“The proximity to the river was really a driving factor in improving the water quality,” said Hale.
Hale pointed out that an added plus to cleaning up the runoff is that there is less sewage treatment — and thus cleaner water — being discharged downstream.
A properly installed permeable paver system means that the water goes around the pavers and seeps into the ground underneath, where it is naturally filtered, instead of flowing across a solid surface and carrying pollutants to a storm drain.
The entire job was environmentally responsible, including disposal of the older, conventional clay pavers that were on site. They were recycled and turned into a brick aggregate. The visually similar StormPave pavers were used as replacements in some areas, with first-time installation in others.
“The new brick matched pretty well with what was out there,” said Hale. “We worked with the historic character of the brick that was there, which allowed us to do the permeable system.”
A review of both projects in Lancaster and in Richmond makes clear that they are working to make a difference. Environmentalists, government officials and local residents alike have praised both for their efforts in helping to find new ways to reverse years of decline in the Chesapeake Bay.
Observers say that while the two cannot be a full solution, they are a step in the right direction.

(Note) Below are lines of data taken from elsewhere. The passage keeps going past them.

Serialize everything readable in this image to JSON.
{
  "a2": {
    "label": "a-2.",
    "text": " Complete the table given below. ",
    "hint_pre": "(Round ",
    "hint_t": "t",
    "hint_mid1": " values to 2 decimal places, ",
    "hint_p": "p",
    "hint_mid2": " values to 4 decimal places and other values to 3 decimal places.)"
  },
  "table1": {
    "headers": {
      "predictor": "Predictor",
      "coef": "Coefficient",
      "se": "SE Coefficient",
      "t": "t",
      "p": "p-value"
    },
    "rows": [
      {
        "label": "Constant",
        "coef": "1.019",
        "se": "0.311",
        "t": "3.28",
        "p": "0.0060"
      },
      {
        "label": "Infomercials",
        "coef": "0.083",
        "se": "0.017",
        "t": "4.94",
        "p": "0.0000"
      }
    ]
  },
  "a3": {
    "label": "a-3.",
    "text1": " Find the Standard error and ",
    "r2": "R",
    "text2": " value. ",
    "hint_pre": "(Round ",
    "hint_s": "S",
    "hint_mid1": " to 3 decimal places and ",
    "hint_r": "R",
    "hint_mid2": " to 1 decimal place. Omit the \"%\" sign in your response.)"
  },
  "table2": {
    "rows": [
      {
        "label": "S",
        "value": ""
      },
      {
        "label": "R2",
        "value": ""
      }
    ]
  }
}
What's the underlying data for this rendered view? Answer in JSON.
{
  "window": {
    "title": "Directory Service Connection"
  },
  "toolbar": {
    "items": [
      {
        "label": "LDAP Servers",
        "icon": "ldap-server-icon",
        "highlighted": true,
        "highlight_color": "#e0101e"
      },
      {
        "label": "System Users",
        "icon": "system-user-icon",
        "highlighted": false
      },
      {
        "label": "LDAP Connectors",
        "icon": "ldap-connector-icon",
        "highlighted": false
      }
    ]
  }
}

Walt Steele, is a recognized expert on clay pavers. He is paver business manager for Pine Hall Brick Company, America’s largest manufacturer of genuine clay pavers. The company has plants in Madison, N.C. and Fairmount, Ga. Its corporate headquarters is at 2701 Shorefair Drive NW, Winston-Salem, NC 27105. For more information, Steele can be reached at 800-334-8689, by e-mail at firstname.lastname@example.org and by fax at 336-725-3940. For more information, visit www.PineHallBrick.com.